Such is the reputation of San Bartolome’s guitar makers that these instruments are being sought after by musicians in Europe, Colombia, Cuba and Puerto Rico. Uyaguari fondly remembers a rosewood and pine guitar he made for Enrique Bunbury, the lead singer of Spanish rock band Héroes del Silencio.
A fragile trade
Despite its past successes, after peaking around 2005-2010, the guitar-making trade in San Bartolome has been slowly dwindling. Due to an influx of imported guitars from China, locals are opting for cheaper instruments. Only 10 local families now make guitars full-time.
“Artisanal guitar making is now valued less and less. Younger people just want cheap guitars, and they ask us to make guitars for $15 or $20 (£10 or £15) – the price of the Chinese ones. We can’t compete with that, as this wouldn’t even cover the costs of the wood, let alone the labour,” said Uyaguari.
Just 10 years ago, he and his sons would make 30 or 40 guitars a month; they’d all quickly sell out, with no instruments left at the shop, he said. Now, they sell 10 to 15 guitars a month.
As a result, many guitar makers in San Bartolome have to supplement their income with farming, making furniture or moving to the cities in search of jobs.

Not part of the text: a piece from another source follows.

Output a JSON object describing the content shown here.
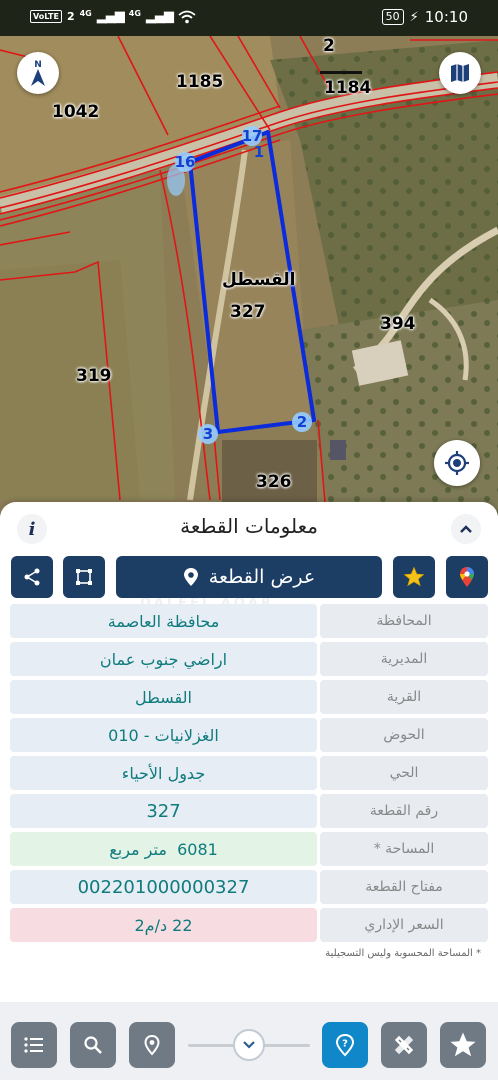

“Some of the workshops have been closed down or abandoned. I don’t plan to stop, however – I’ll take my trade to my grave,” Uyaguari said.
But there’s a potential new revenue stream for artisans like him, too. “Right now, our guitars are mostly bought either by travellers or professional musicians who value what we do,” he said.
Thanking the luthier for his time, I jumped back on the bike and followed the Guitar Route eastward. Soon, the narrow mountain road dived down, turning and twisting in generous bends, sparse Andean grasses now replaced by the lush emerald green of the Amazon rainforest.
The temperature and humidity rose as the ribbon of road snaked down the slopes of the Andes, revealing the slow-moving waters of the Upano River and the endless green expanse below. Small farms and ramshackle houses gave way to fresh fruit stands and bare-bellied kids running around, the heavy clouds now broken apart by sunshine.
As the land changed, the cold Andean villages and the guitar makers of San Bartolome began to feel like a distant, dreamlike memory.